Sunday 28 September
Spurs could be the next Premier League club in line for a foreign takeover. The news does little to buoy the team, who lose and remain rooted to the foot of the table. Bernie Ecclestone turns on all the lights in Singapore so that he can race his cars at night while a European audience sits down to lunch. Coming soon: the British grand prix in Bogota. Frenchman Stephane Rousson fails to pedal his mini zeppelin across the Channel after become becalmed. The Soil Association urges the government to ban neonicotinoid pesticides to protect declining bee populations; four other European nations have already done so. Discord in La Serenissima: the new bridge, already contentious for its modernist design, is causing less-than-attentive visitors to trip on its irregularly spaced steps; Venetian authorities have asked the designers for their thoughts. England’s footballers beat the Czech Republic 5-1 thanks to the manager’s tactical nous: Hope Powell brought on a mid-fielder and moved captain Kelly Smith into an advance attacking role, all to great effect. Nicole Cooke wins the senior road race title at the worlds championships in Varese, Italy, only the sixth Briton, male or female, to claim the honour.

Monday 29 September
The world’s financial markets go into meltdown and suddenly no one is worried about the cost of London 2012 anymore. The Tories unveil plans to scrap plans for a third runway at Heathrow and invest £20 billion in a high-speed rail link between London and Manchester, while Salford Council appear to be embroiled in a debate regarding the relative merits of Aung San Suu Kyi, noted Burmese civil rights activist, and Ryan Giggs, noted footballer of Welsh extraction, over their suitability as freemen of the borough. Allegations of drugs and match-fixing? It seems that sumo is about to come of age as a modern sport. Alex Ferguson keeps up his ‘mad old granddad of football’ routine going by telling the media he won’t be helping them anymore (shame) and congratulates Rob Styles on admitting he made a refereeing mistake in United’s last game, commenting that “it helps in terms of him showing some humility towards the game” (hello Mr Pot, I’m Mr Kettle). Multiplex win a court battle with Cleveland Bridge over the steelwork in the construction of Wembley Stadium; they are awarded £6m in settlement but may be facing £10m of legal fees as the judge found against them on some issues. Can it be true: Sue Campbell to sit in the House of Lords as Baroness Sport? Thirty-eight gold medals for British Cycling this year is only the start, says Dave Brailsford.

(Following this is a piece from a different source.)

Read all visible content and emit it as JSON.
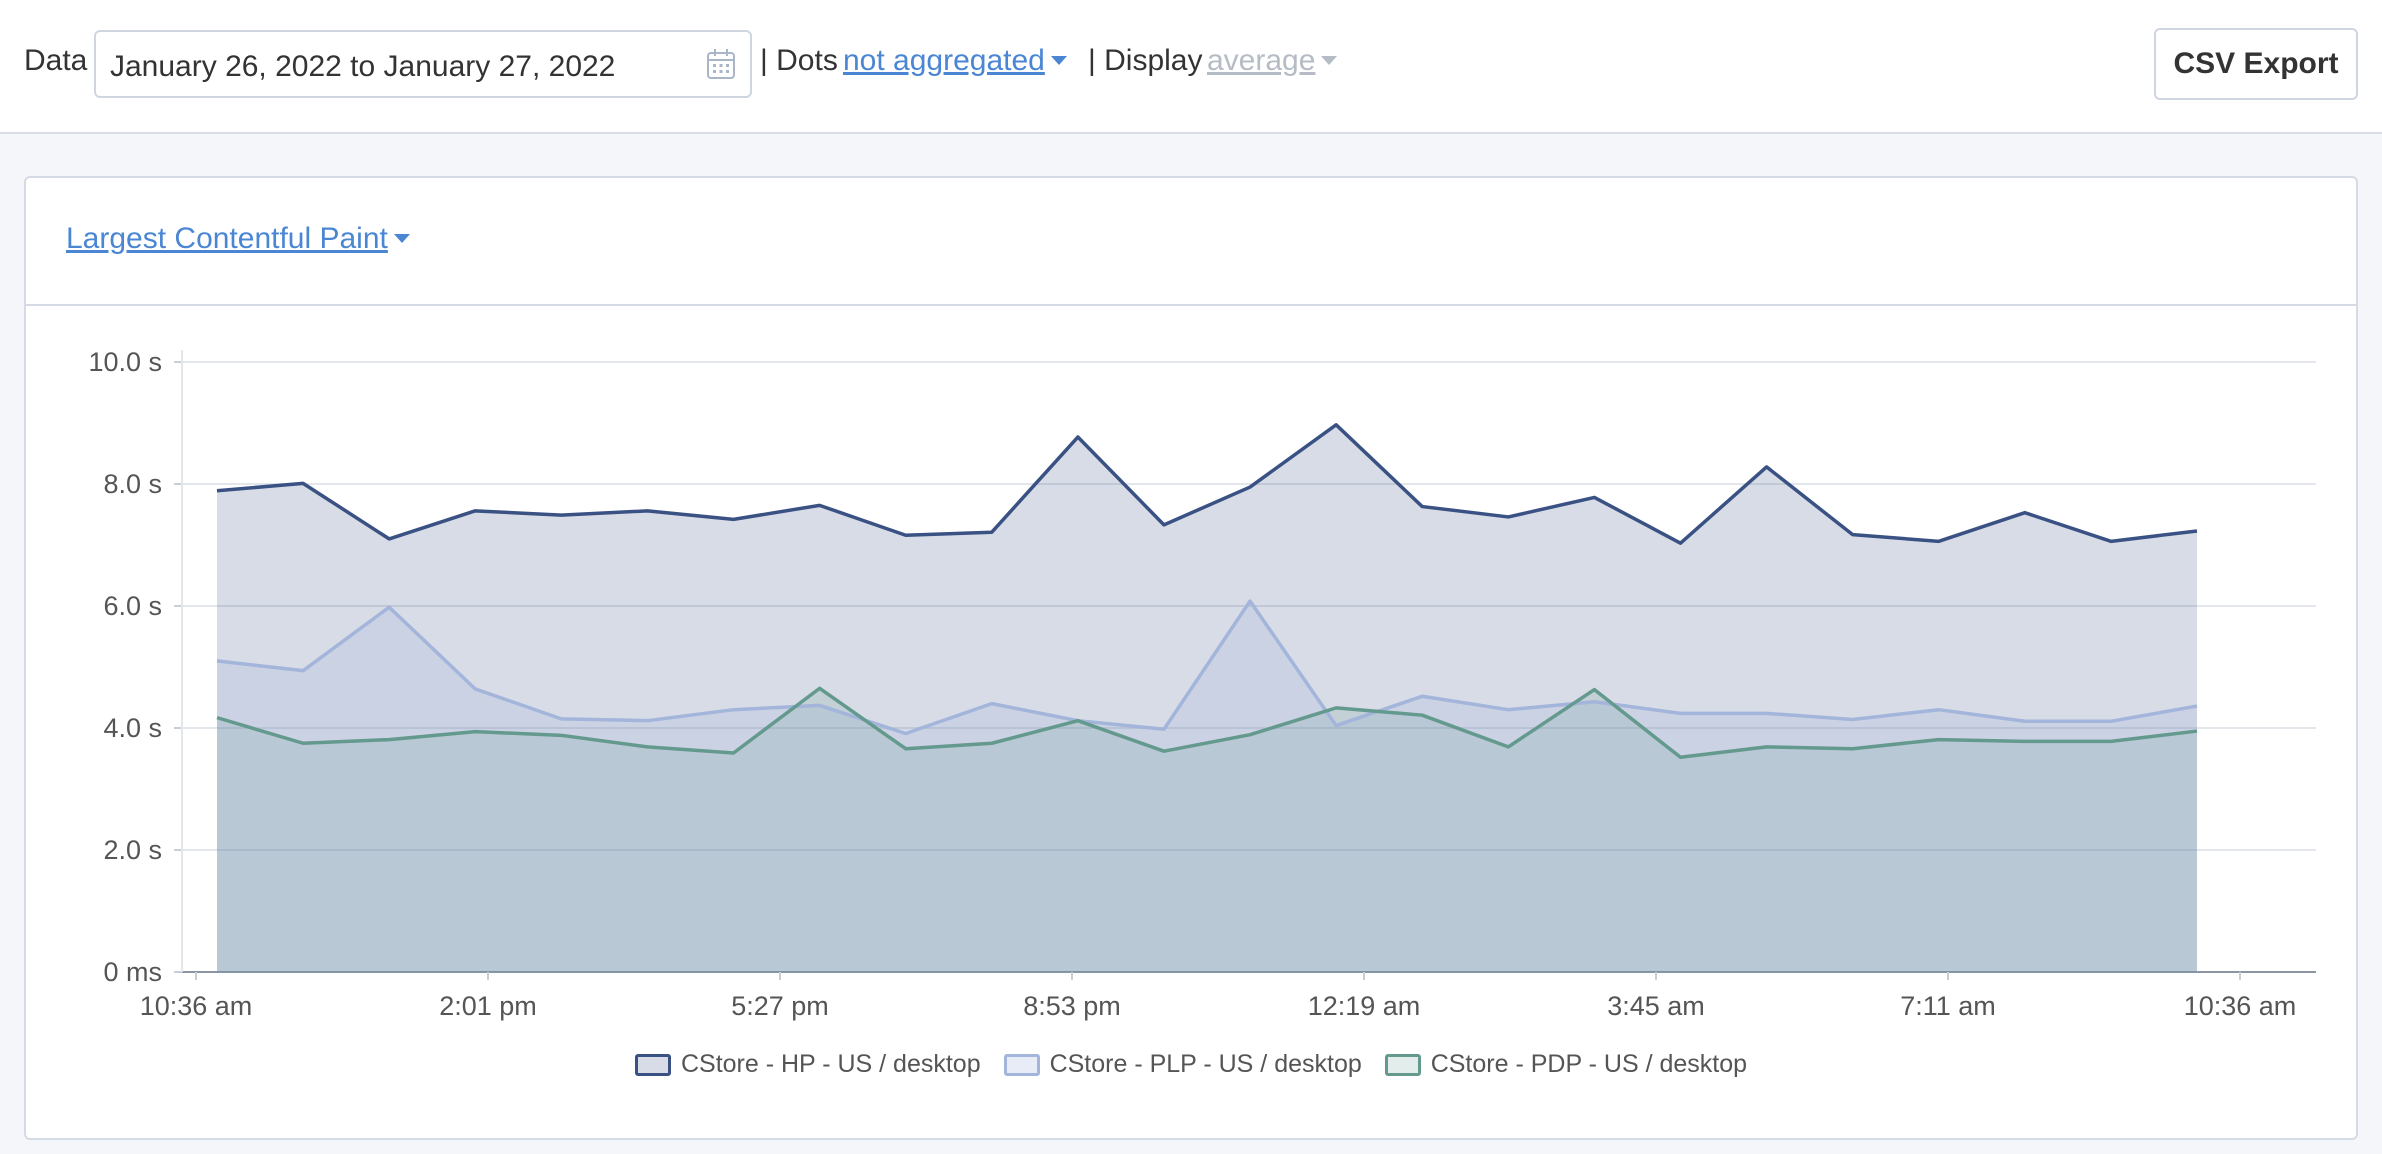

Tuesday 30 September
The Turner Prize exhibition opens at the Tate. “The older you are, the more you like to be baffled,” says Tate directeur Stephen Deuchar. The Cutty Sark fire was probably started by an industrial vacuum cleaner left on over a weekend, say fire investigators. Greg Rusedski will not be coming out of retirement to play in the Davis Cup; apparently his role as talent scout for the LTA is taking up all his time.

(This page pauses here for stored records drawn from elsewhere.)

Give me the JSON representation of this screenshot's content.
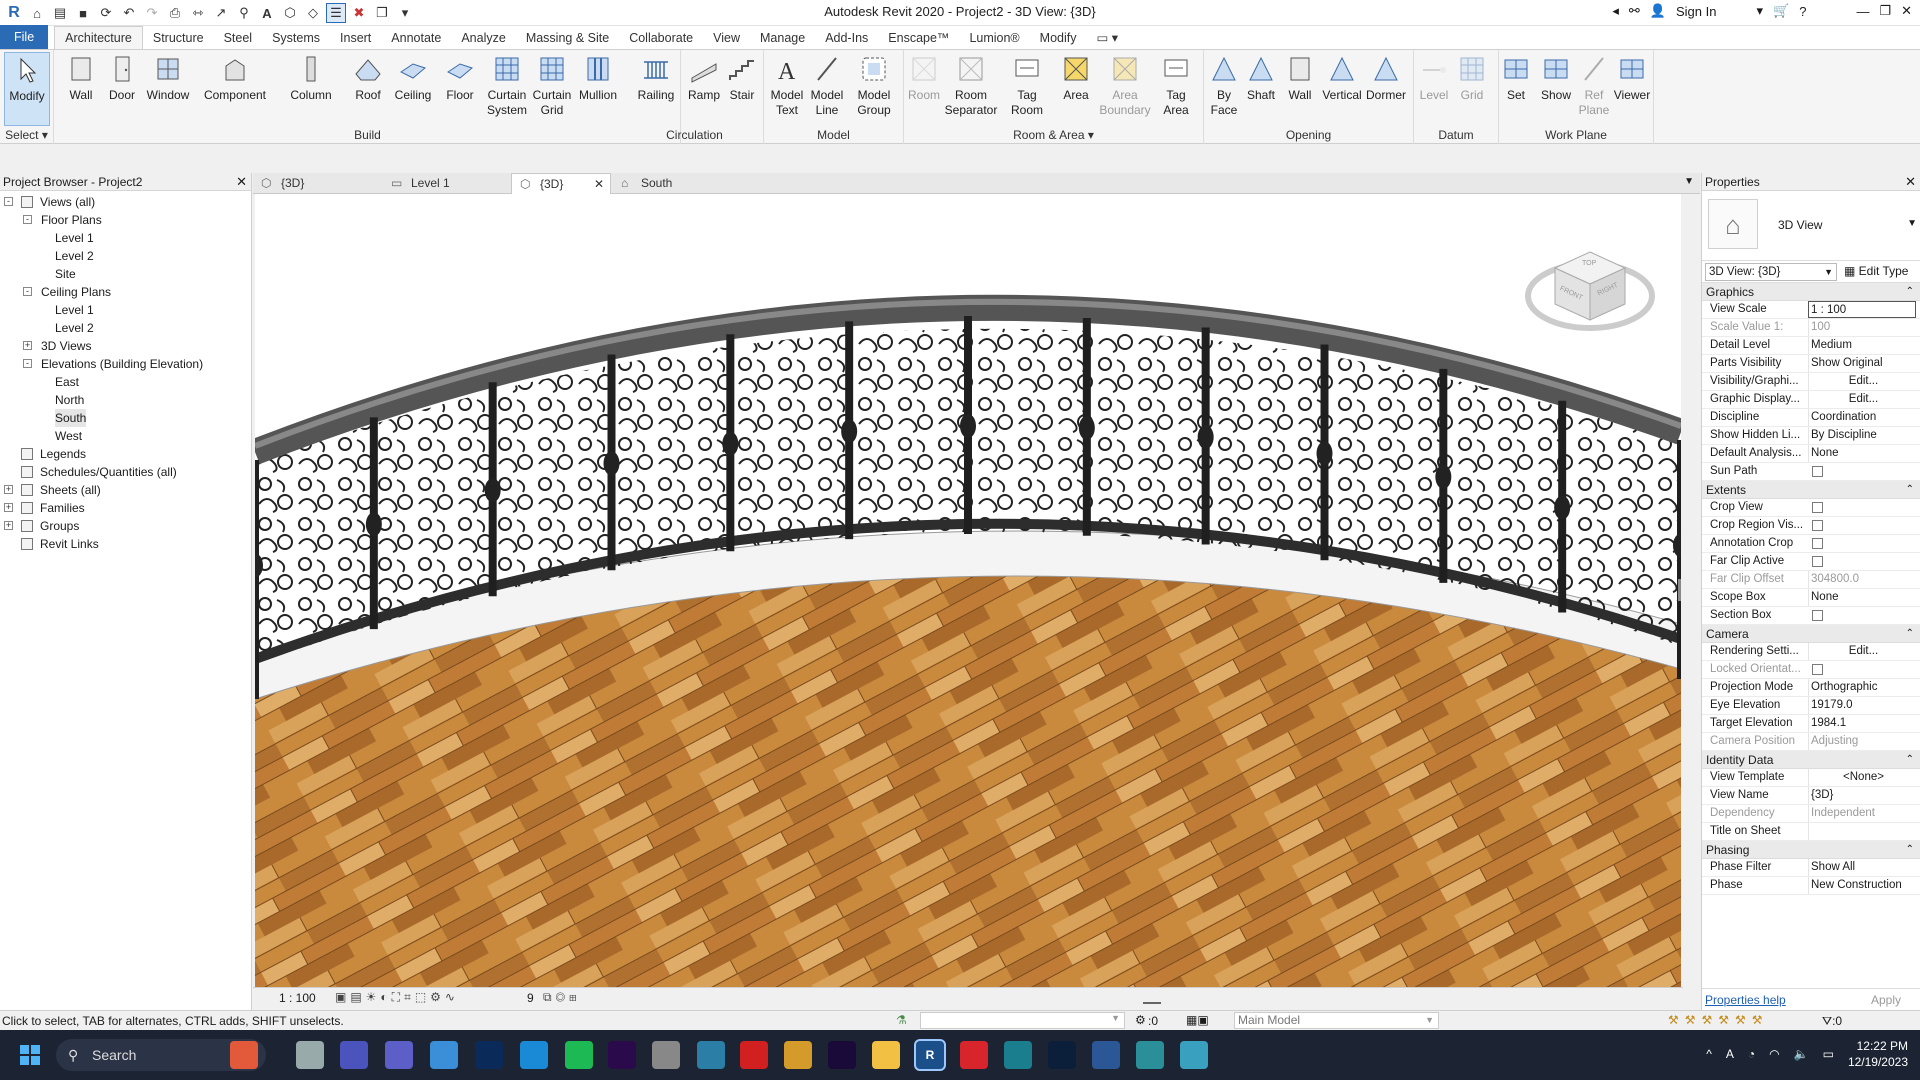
{
  "app": {
    "title": "Autodesk Revit 2020 - Project2 - 3D View: {3D}",
    "sign_in": "Sign In"
  },
  "menu_tabs": [
    "File",
    "Architecture",
    "Structure",
    "Steel",
    "Systems",
    "Insert",
    "Annotate",
    "Analyze",
    "Massing & Site",
    "Collaborate",
    "View",
    "Manage",
    "Add-Ins",
    "Enscape™",
    "Lumion®",
    "Modify"
  ],
  "ribbon": {
    "select_label": "Select",
    "modify": "Modify",
    "groups": {
      "build": "Build",
      "circulation": "Circulation",
      "model": "Model",
      "room_area": "Room & Area",
      "opening": "Opening",
      "datum": "Datum",
      "work_plane": "Work Plane"
    },
    "buttons": {
      "wall": "Wall",
      "door": "Door",
      "window": "Window",
      "component": "Component",
      "column": "Column",
      "roof": "Roof",
      "ceiling": "Ceiling",
      "floor": "Floor",
      "curtain_system": "Curtain\nSystem",
      "curtain_grid": "Curtain\nGrid",
      "mullion": "Mullion",
      "railing": "Railing",
      "ramp": "Ramp",
      "stair": "Stair",
      "model_text": "Model\nText",
      "model_line": "Model\nLine",
      "model_group": "Model\nGroup",
      "room": "Room",
      "room_separator": "Room\nSeparator",
      "tag_room": "Tag\nRoom",
      "area": "Area",
      "area_boundary": "Area\nBoundary",
      "tag_area": "Tag\nArea",
      "by_face": "By\nFace",
      "shaft": "Shaft",
      "wall_open": "Wall",
      "vertical": "Vertical",
      "dormer": "Dormer",
      "level": "Level",
      "grid": "Grid",
      "set": "Set",
      "show": "Show",
      "ref_plane": "Ref\nPlane",
      "viewer": "Viewer"
    }
  },
  "project_browser": {
    "title": "Project Browser - Project2",
    "items": [
      {
        "label": "Views (all)",
        "level": 0,
        "exp": "-"
      },
      {
        "label": "Floor Plans",
        "level": 1,
        "exp": "-"
      },
      {
        "label": "Level 1",
        "level": 2
      },
      {
        "label": "Level 2",
        "level": 2
      },
      {
        "label": "Site",
        "level": 2
      },
      {
        "label": "Ceiling Plans",
        "level": 1,
        "exp": "-"
      },
      {
        "label": "Level 1",
        "level": 2
      },
      {
        "label": "Level 2",
        "level": 2
      },
      {
        "label": "3D Views",
        "level": 1,
        "exp": "+"
      },
      {
        "label": "Elevations (Building Elevation)",
        "level": 1,
        "exp": "-"
      },
      {
        "label": "East",
        "level": 2
      },
      {
        "label": "North",
        "level": 2
      },
      {
        "label": "South",
        "level": 2,
        "selected": true
      },
      {
        "label": "West",
        "level": 2
      },
      {
        "label": "Legends",
        "level": 0
      },
      {
        "label": "Schedules/Quantities (all)",
        "level": 0
      },
      {
        "label": "Sheets (all)",
        "level": 0,
        "exp": "+"
      },
      {
        "label": "Families",
        "level": 0,
        "exp": "+"
      },
      {
        "label": "Groups",
        "level": 0,
        "exp": "+"
      },
      {
        "label": "Revit Links",
        "level": 0
      }
    ]
  },
  "view_tabs": [
    {
      "label": "{3D}"
    },
    {
      "label": "Level 1"
    },
    {
      "label": "{3D}",
      "active": true
    },
    {
      "label": "South"
    }
  ],
  "viewcube": {
    "top": "TOP",
    "front": "FRONT",
    "right": "RIGHT"
  },
  "view_scale_bar": "1 : 100",
  "view_bar_num": "9",
  "properties": {
    "title": "Properties",
    "type_name": "3D View",
    "instance_select": "3D View: {3D}",
    "edit_type": "Edit Type",
    "help": "Properties help",
    "apply": "Apply",
    "sections": [
      {
        "name": "Graphics",
        "rows": [
          {
            "k": "View Scale",
            "v": "1 : 100",
            "box": true
          },
          {
            "k": "Scale Value    1:",
            "v": "100",
            "dim": true
          },
          {
            "k": "Detail Level",
            "v": "Medium"
          },
          {
            "k": "Parts Visibility",
            "v": "Show Original"
          },
          {
            "k": "Visibility/Graphi...",
            "v": "Edit...",
            "center": true
          },
          {
            "k": "Graphic Display...",
            "v": "Edit...",
            "center": true
          },
          {
            "k": "Discipline",
            "v": "Coordination"
          },
          {
            "k": "Show Hidden Li...",
            "v": "By Discipline"
          },
          {
            "k": "Default Analysis...",
            "v": "None"
          },
          {
            "k": "Sun Path",
            "cb": true
          }
        ]
      },
      {
        "name": "Extents",
        "rows": [
          {
            "k": "Crop View",
            "cb": true
          },
          {
            "k": "Crop Region Vis...",
            "cb": true
          },
          {
            "k": "Annotation Crop",
            "cb": true
          },
          {
            "k": "Far Clip Active",
            "cb": true
          },
          {
            "k": "Far Clip Offset",
            "v": "304800.0",
            "dim": true
          },
          {
            "k": "Scope Box",
            "v": "None"
          },
          {
            "k": "Section Box",
            "cb": true
          }
        ]
      },
      {
        "name": "Camera",
        "rows": [
          {
            "k": "Rendering Setti...",
            "v": "Edit...",
            "center": true
          },
          {
            "k": "Locked Orientat...",
            "cb": true,
            "dim": true
          },
          {
            "k": "Projection Mode",
            "v": "Orthographic"
          },
          {
            "k": "Eye Elevation",
            "v": "19179.0"
          },
          {
            "k": "Target Elevation",
            "v": "1984.1"
          },
          {
            "k": "Camera Position",
            "v": "Adjusting",
            "dim": true
          }
        ]
      },
      {
        "name": "Identity Data",
        "rows": [
          {
            "k": "View Template",
            "v": "<None>",
            "center": true
          },
          {
            "k": "View Name",
            "v": "{3D}"
          },
          {
            "k": "Dependency",
            "v": "Independent",
            "dim": true
          },
          {
            "k": "Title on Sheet",
            "v": ""
          }
        ]
      },
      {
        "name": "Phasing",
        "rows": [
          {
            "k": "Phase Filter",
            "v": "Show All"
          },
          {
            "k": "Phase",
            "v": "New Construction"
          }
        ]
      }
    ]
  },
  "status": {
    "text": "Click to select, TAB for alternates, CTRL adds, SHIFT unselects.",
    "zero": ":0",
    "model": "Main Model",
    "filter_count": ":0"
  },
  "taskbar": {
    "search": "Search",
    "time": "12:22 PM",
    "date": "12/19/2023"
  },
  "colors": {
    "accent": "#2b6bb5",
    "wood1": "#c98a3e",
    "wood2": "#a86b2a",
    "iron": "#2a2a2a",
    "taskbar": "#1c2433"
  }
}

the world of leisure
September 2008

Tuesday 2 September:
Abu Dhabi is planning a new museum quarter with branches of the Louvre and the Guggenheim. Meanwhile in Manchester, Abu Dhabi County reckon they are going to put in a £135m bid for Ronaldo.

last month


other news


an independent view for the leisure industry








about us

contact us